Among the lines of the records below, copy those that hold the word "Ngày".

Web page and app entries
┏━━

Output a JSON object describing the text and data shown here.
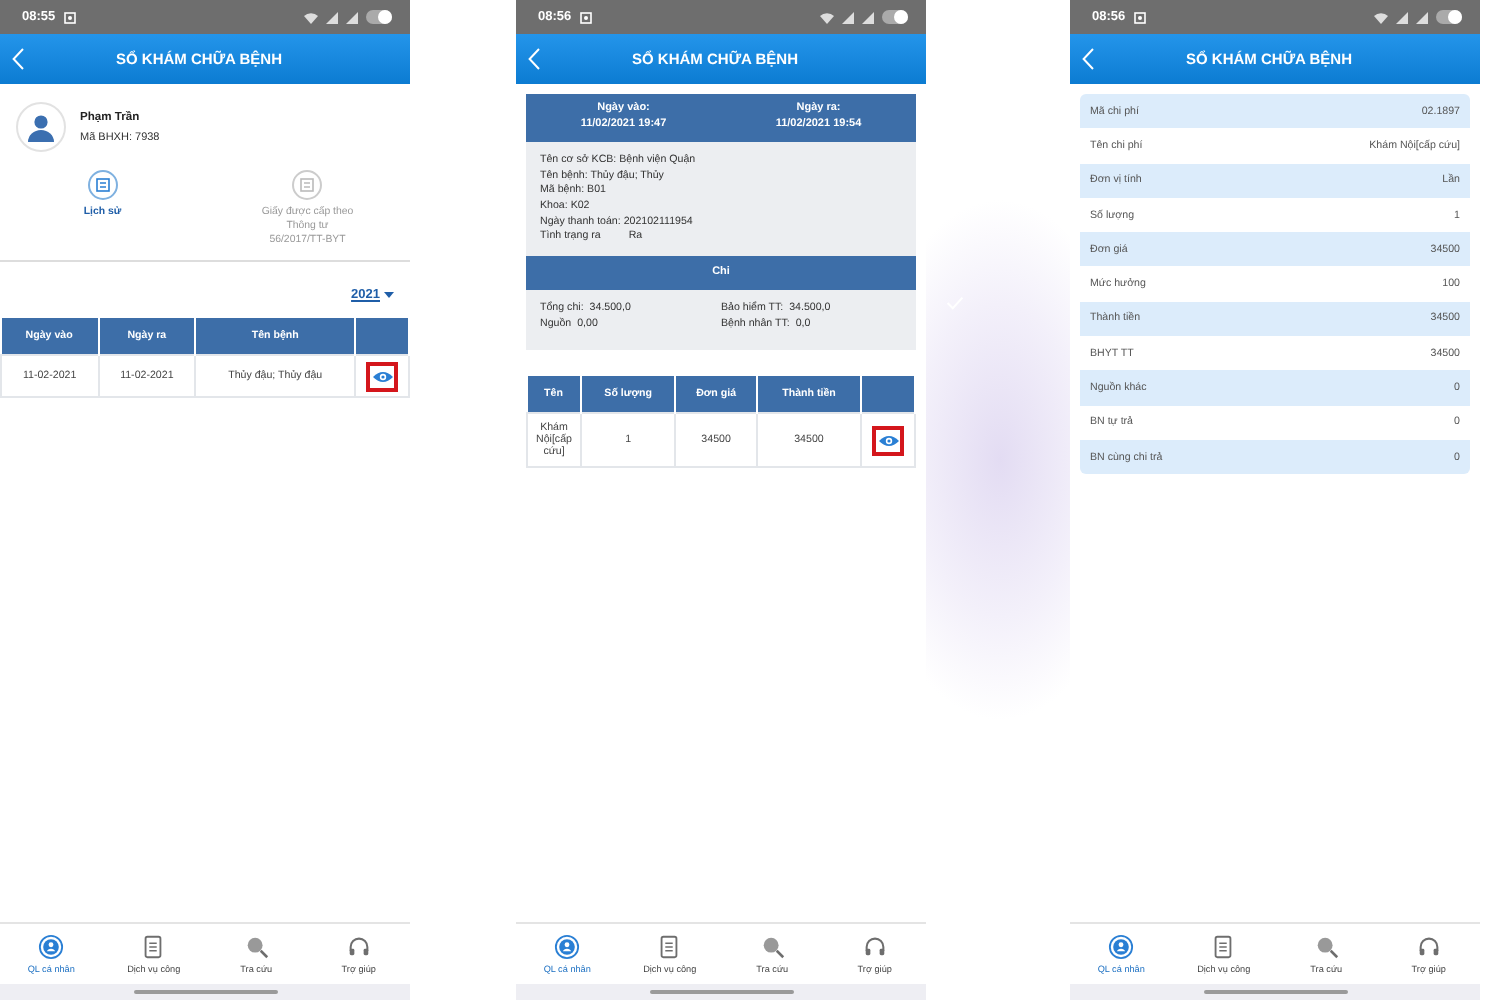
{
  "screens": [
    {
      "kind": "profile",
      "status_time": "08:55",
      "title": "SỔ KHÁM CHỮA BỆNH",
      "patient": {
        "name": "Phạm Trần",
        "id": "Mã BHXH: 7938"
      },
      "actions": [
        {
          "label": "Lịch sử",
          "selected": true
        },
        {
          "label": "Giấy được cấp theo Thông tư 56/2017/TT-BYT",
          "selected": false
        }
      ],
      "year": "2021",
      "table": {
        "columns": [
          "Ngày vào",
          "Ngày ra",
          "Tên bệnh"
        ],
        "rows": [
          {
            "cells": [
              "11-02-2021",
              "11-02-2021",
              "Thủy đậu; Thủy đậu"
            ],
            "marked": true
          }
        ]
      },
      "nav": [
        {
          "label": "QL cá nhân",
          "selected": true
        },
        {
          "label": "Dịch vụ công",
          "selected": false
        },
        {
          "label": "Tra cứu",
          "selected": false
        },
        {
          "label": "Trợ giúp",
          "selected": false
        }
      ]
    },
    {
      "kind": "visit",
      "status_time": "08:56",
      "title": "SỔ KHÁM CHỮA BỆNH",
      "dates": [
        {
          "label": "Ngày vào:",
          "value": "11/02/2021 19:47"
        },
        {
          "label": "Ngày ra:",
          "value": "11/02/2021 19:54"
        }
      ],
      "info": [
        "Tên cơ sở KCB: Bệnh viện Quận",
        "Tên bệnh: Thủy đậu; Thủy",
        "Mã bệnh: B01",
        "Khoa: K02",
        "Ngày thanh toán: 202102111954"
      ],
      "status": {
        "label": "Tình trạng ra",
        "value": "Ra"
      },
      "section": "Chi",
      "totals": [
        {
          "label": "Tổng chi:",
          "value": "34.500,0"
        },
        {
          "label": "Bảo hiểm TT:",
          "value": "34.500,0"
        },
        {
          "label": "Nguồn",
          "value": "0,00"
        },
        {
          "label": "Bệnh nhân TT:",
          "value": "0,0"
        }
      ],
      "table": {
        "columns": [
          "Tên",
          "Số lượng",
          "Đơn giá",
          "Thành tiền"
        ],
        "rows": [
          {
            "cells": [
              "Khám Nội[cấp cứu]",
              "1",
              "34500",
              "34500"
            ],
            "marked": true
          }
        ]
      },
      "nav": [
        {
          "label": "QL cá nhân",
          "selected": true
        },
        {
          "label": "Dịch vụ công",
          "selected": false
        },
        {
          "label": "Tra cứu",
          "selected": false
        },
        {
          "label": "Trợ giúp",
          "selected": false
        }
      ]
    },
    {
      "kind": "cost",
      "status_time": "08:56",
      "title": "SỔ KHÁM CHỮA BỆNH",
      "rows": [
        {
          "label": "Mã chi phí",
          "value": "02.1897"
        },
        {
          "label": "Tên chi phí",
          "value": "Khám Nội[cấp cứu]"
        },
        {
          "label": "Đơn vị tính",
          "value": "Lần"
        },
        {
          "label": "Số lượng",
          "value": "1"
        },
        {
          "label": "Đơn giá",
          "value": "34500"
        },
        {
          "label": "Mức hưởng",
          "value": "100"
        },
        {
          "label": "Thành tiền",
          "value": "34500"
        },
        {
          "label": "BHYT TT",
          "value": "34500"
        },
        {
          "label": "Nguồn khác",
          "value": "0"
        },
        {
          "label": "BN tự trả",
          "value": "0"
        },
        {
          "label": "BN cùng chi trả",
          "value": "0"
        }
      ],
      "nav": [
        {
          "label": "QL cá nhân",
          "selected": true
        },
        {
          "label": "Dịch vụ công",
          "selected": false
        },
        {
          "label": "Tra cứu",
          "selected": false
        },
        {
          "label": "Trợ giúp",
          "selected": false
        }
      ]
    }
  ]
}
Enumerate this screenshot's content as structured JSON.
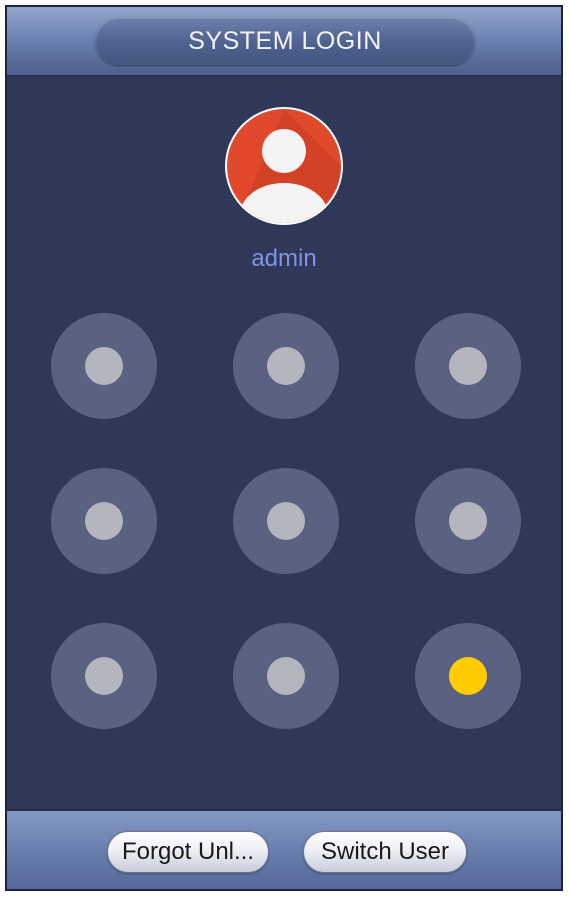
{
  "window": {
    "title": "SYSTEM LOGIN"
  },
  "user": {
    "name": "admin",
    "avatar_icon": "user-avatar-icon",
    "avatar_color": "#e0492b"
  },
  "pattern": {
    "rows": 3,
    "cols": 3,
    "active_index": 8,
    "node_color": "#5b6180",
    "core_color": "#b4b6bf",
    "active_color": "#ffcc00"
  },
  "footer": {
    "forgot_label": "Forgot Unl...",
    "switch_label": "Switch User"
  }
}
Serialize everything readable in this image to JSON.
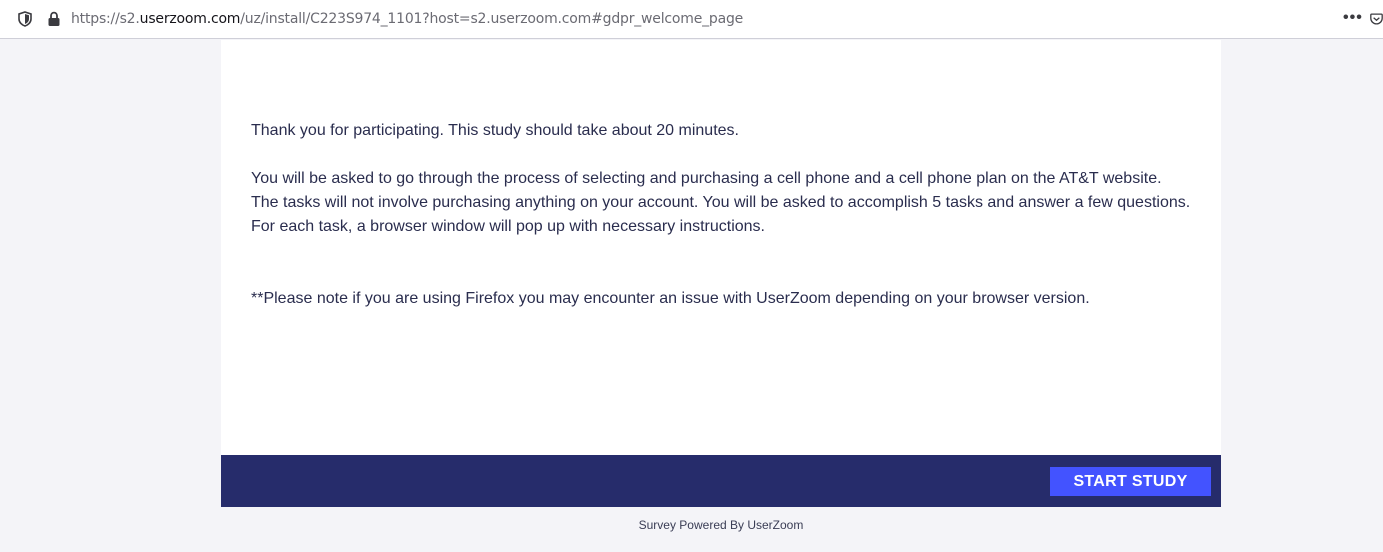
{
  "browser": {
    "url_prefix": "https://s2.",
    "url_host": "userzoom.com",
    "url_rest": "/uz/install/C223S974_1101?host=s2.userzoom.com#gdpr_welcome_page",
    "more_label": "•••"
  },
  "content": {
    "intro": "Thank you for participating. This study should take about 20 minutes.",
    "instructions": [
      "You will be asked to go through the process of selecting and purchasing a cell phone and a cell phone plan on the AT&T website.",
      "The tasks will not involve purchasing anything on your account. You will be asked to accomplish 5 tasks and answer a few questions.",
      "For each task, a browser window will pop up with necessary instructions."
    ],
    "note": "**Please note if you are using Firefox you may encounter an issue with UserZoom depending on your browser version."
  },
  "footer": {
    "start_button": "START STUDY",
    "powered_by": "Survey Powered By UserZoom"
  },
  "colors": {
    "footer_bar": "#262c6b",
    "button": "#4353ff",
    "text": "#2a2d4e"
  }
}
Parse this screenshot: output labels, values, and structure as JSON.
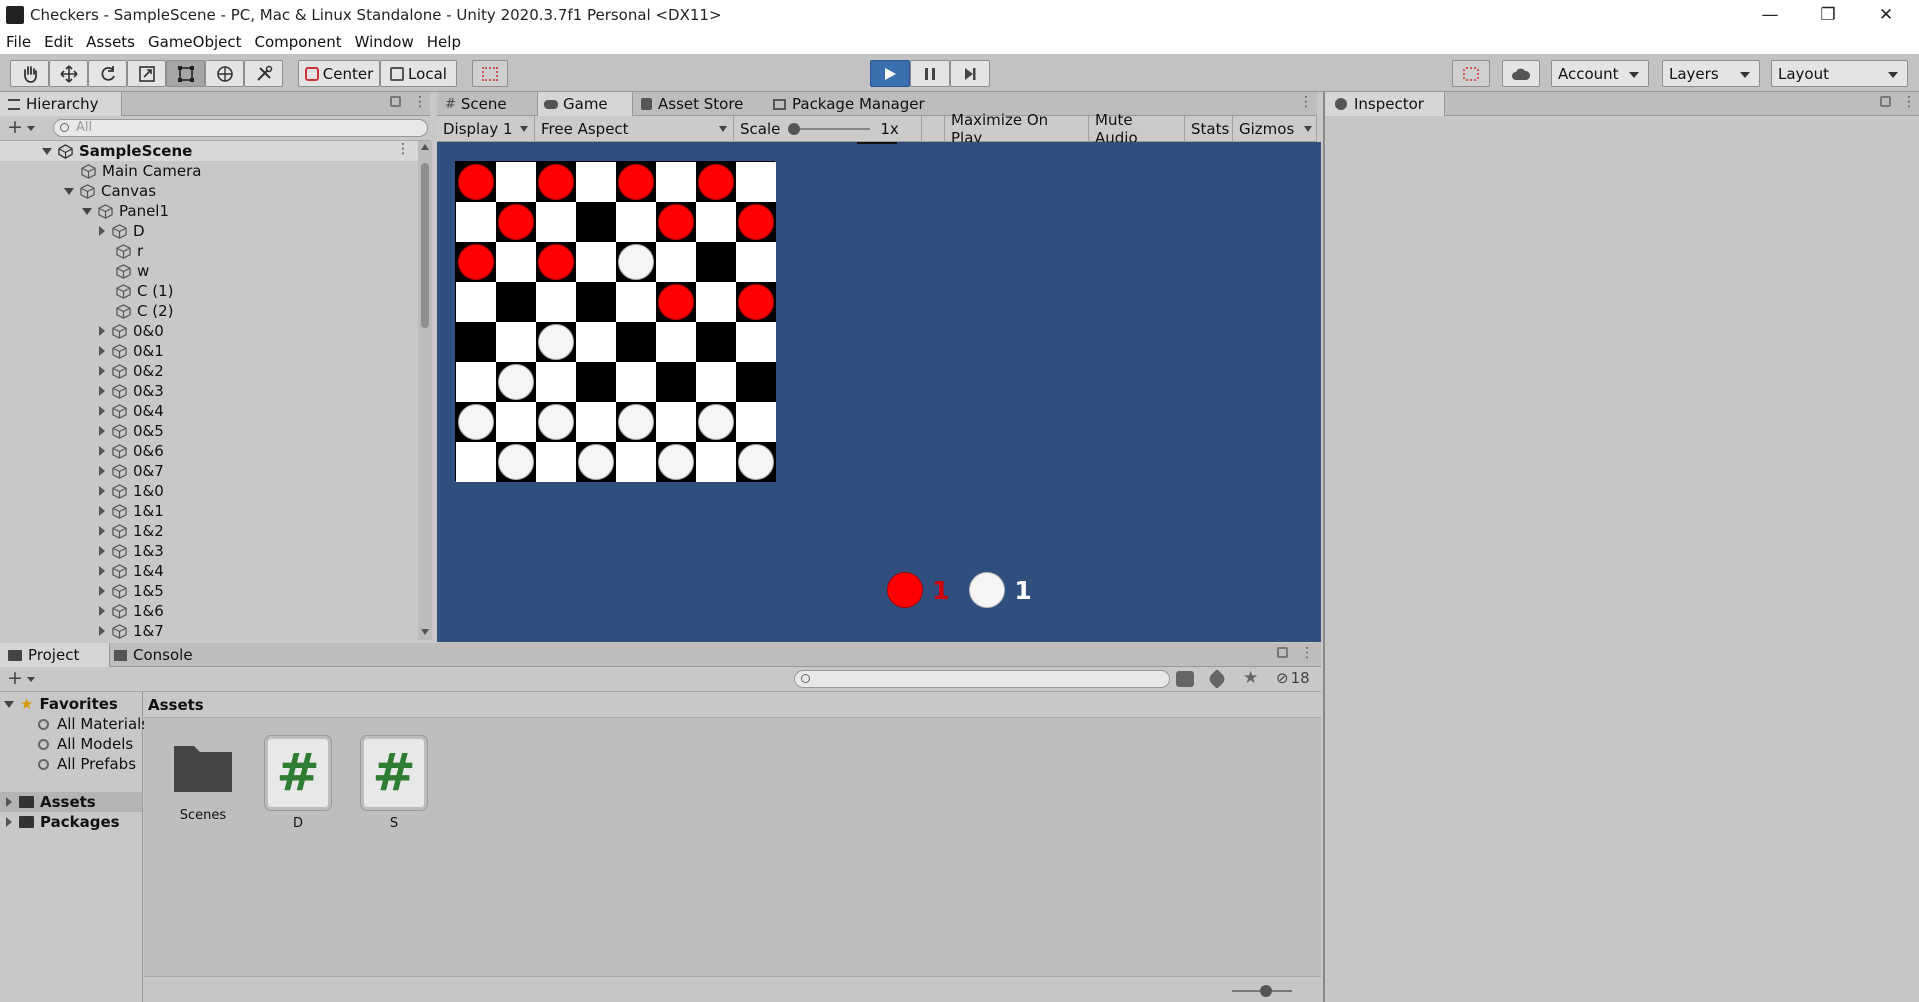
{
  "window": {
    "title": "Checkers - SampleScene - PC, Mac & Linux Standalone - Unity 2020.3.7f1 Personal <DX11>",
    "minimize": "—",
    "restore": "❐",
    "close": "✕"
  },
  "menu": [
    "File",
    "Edit",
    "Assets",
    "GameObject",
    "Component",
    "Window",
    "Help"
  ],
  "toolbar": {
    "center": "Center",
    "local": "Local",
    "account": "Account",
    "layers": "Layers",
    "layout": "Layout",
    "accent": "#3a6fb0"
  },
  "hierarchy": {
    "tab": "Hierarchy",
    "search_placeholder": "All",
    "scene": "SampleScene",
    "items": [
      {
        "label": "Main Camera",
        "depth": 1,
        "expand": "none"
      },
      {
        "label": "Canvas",
        "depth": 1,
        "expand": "open"
      },
      {
        "label": "Panel1",
        "depth": 2,
        "expand": "open"
      },
      {
        "label": "D",
        "depth": 3,
        "expand": "closed"
      },
      {
        "label": "r",
        "depth": 3,
        "expand": "none"
      },
      {
        "label": "w",
        "depth": 3,
        "expand": "none"
      },
      {
        "label": "C (1)",
        "depth": 3,
        "expand": "none"
      },
      {
        "label": "C (2)",
        "depth": 3,
        "expand": "none"
      },
      {
        "label": "0&0",
        "depth": 3,
        "expand": "closed"
      },
      {
        "label": "0&1",
        "depth": 3,
        "expand": "closed"
      },
      {
        "label": "0&2",
        "depth": 3,
        "expand": "closed"
      },
      {
        "label": "0&3",
        "depth": 3,
        "expand": "closed"
      },
      {
        "label": "0&4",
        "depth": 3,
        "expand": "closed"
      },
      {
        "label": "0&5",
        "depth": 3,
        "expand": "closed"
      },
      {
        "label": "0&6",
        "depth": 3,
        "expand": "closed"
      },
      {
        "label": "0&7",
        "depth": 3,
        "expand": "closed"
      },
      {
        "label": "1&0",
        "depth": 3,
        "expand": "closed"
      },
      {
        "label": "1&1",
        "depth": 3,
        "expand": "closed"
      },
      {
        "label": "1&2",
        "depth": 3,
        "expand": "closed"
      },
      {
        "label": "1&3",
        "depth": 3,
        "expand": "closed"
      },
      {
        "label": "1&4",
        "depth": 3,
        "expand": "closed"
      },
      {
        "label": "1&5",
        "depth": 3,
        "expand": "closed"
      },
      {
        "label": "1&6",
        "depth": 3,
        "expand": "closed"
      },
      {
        "label": "1&7",
        "depth": 3,
        "expand": "closed"
      }
    ]
  },
  "center_tabs": {
    "scene": "Scene",
    "game": "Game",
    "asset_store": "Asset Store",
    "package_manager": "Package Manager"
  },
  "game_controls": {
    "display": "Display 1",
    "aspect": "Free Aspect",
    "scale_label": "Scale",
    "scale_value": "1x",
    "maximize": "Maximize On Play",
    "mute": "Mute Audio",
    "stats": "Stats",
    "gizmos": "Gizmos"
  },
  "game": {
    "background": "#304e7e",
    "board": {
      "squares": [
        "BWBWBWBW",
        "WBWBWBWB",
        "BWBWBWBW",
        "WBWBWBWB",
        "BWBWBWBW",
        "WBWBWBWB",
        "BWBWBWBW",
        "WBWBWBWB"
      ],
      "pieces": [
        "R.R.R.R.",
        ".R...R.R",
        "R.R.W...",
        ".....R.R",
        "..W.....",
        ".W......",
        "W.W.W.W.",
        ".W.W.W.W"
      ],
      "red_color": "#ff0000",
      "white_color": "#f5f5f5"
    },
    "score": {
      "red": "1",
      "white": "1",
      "red_text_color": "#d00000",
      "white_text_color": "#ffffff"
    }
  },
  "project": {
    "project_tab": "Project",
    "console_tab": "Console",
    "hidden_count": "18",
    "favorites": "Favorites",
    "fav_items": [
      "All Materials",
      "All Models",
      "All Prefabs"
    ],
    "assets_root": "Assets",
    "packages_root": "Packages",
    "breadcrumb": "Assets",
    "assets": [
      {
        "label": "Scenes",
        "kind": "folder"
      },
      {
        "label": "D",
        "kind": "script"
      },
      {
        "label": "S",
        "kind": "script"
      }
    ]
  },
  "inspector": {
    "tab": "Inspector"
  }
}
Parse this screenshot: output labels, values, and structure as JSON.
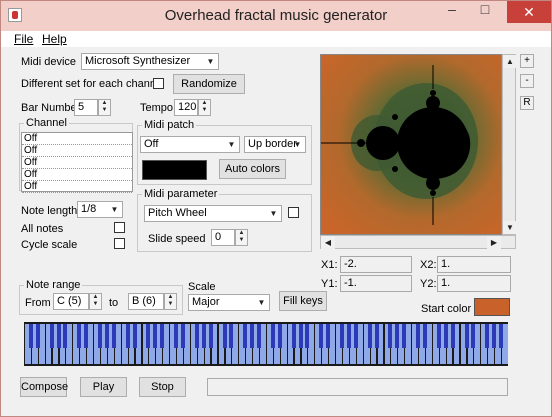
{
  "window": {
    "title": "Overhead fractal music generator",
    "minimize": "–",
    "maximize": "□",
    "close": "✕"
  },
  "menu": {
    "file": "File",
    "help": "Help"
  },
  "midi_device": {
    "label": "Midi device",
    "value": "Microsoft Synthesizer"
  },
  "different_set": {
    "label": "Different set for each channel",
    "checked": false
  },
  "randomize": "Randomize",
  "bar_number": {
    "label": "Bar Number",
    "value": "5"
  },
  "tempo": {
    "label": "Tempo",
    "value": "120"
  },
  "channel": {
    "label": "Channel",
    "items": [
      "Off",
      "Off",
      "Off",
      "Off",
      "Off"
    ]
  },
  "midi_patch": {
    "label": "Midi patch",
    "value": "Off",
    "border_mode": "Up border",
    "color": "#000000"
  },
  "auto_colors": "Auto colors",
  "note_length": {
    "label": "Note length",
    "value": "1/8"
  },
  "all_notes": {
    "label": "All notes",
    "checked": false
  },
  "cycle_scale": {
    "label": "Cycle scale",
    "checked": false
  },
  "midi_parameter": {
    "label": "Midi parameter",
    "value": "Pitch Wheel",
    "checked": false
  },
  "slide_speed": {
    "label": "Slide speed",
    "value": "0"
  },
  "coords": {
    "x1_label": "X1:",
    "x1": "-2.",
    "x2_label": "X2:",
    "x2": "1.",
    "y1_label": "Y1:",
    "y1": "-1.",
    "y2_label": "Y2:",
    "y2": "1."
  },
  "side_buttons": {
    "plus": "+",
    "minus": "-",
    "reset": "R"
  },
  "start_color": {
    "label": "Start color",
    "color": "#c8612a"
  },
  "note_range": {
    "label": "Note range",
    "from_label": "From",
    "from": "C (5)",
    "to_label": "to",
    "to": "B (6)"
  },
  "scale": {
    "label": "Scale",
    "value": "Major"
  },
  "fill_keys": "Fill keys",
  "keyboard": {
    "white_key_color": "#8fa8e8",
    "black_key_color": "#2c3ab8",
    "white_keys": 70
  },
  "buttons": {
    "compose": "Compose",
    "play": "Play",
    "stop": "Stop"
  },
  "status_text": ""
}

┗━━

**EXERCISE RESPONSE**
          "Ngày vào",
          "Ngày ra",
          "label": "Ngày vào:",
          "label": "Ngày ra:",
        "Ngày thanh toán: 202102111954"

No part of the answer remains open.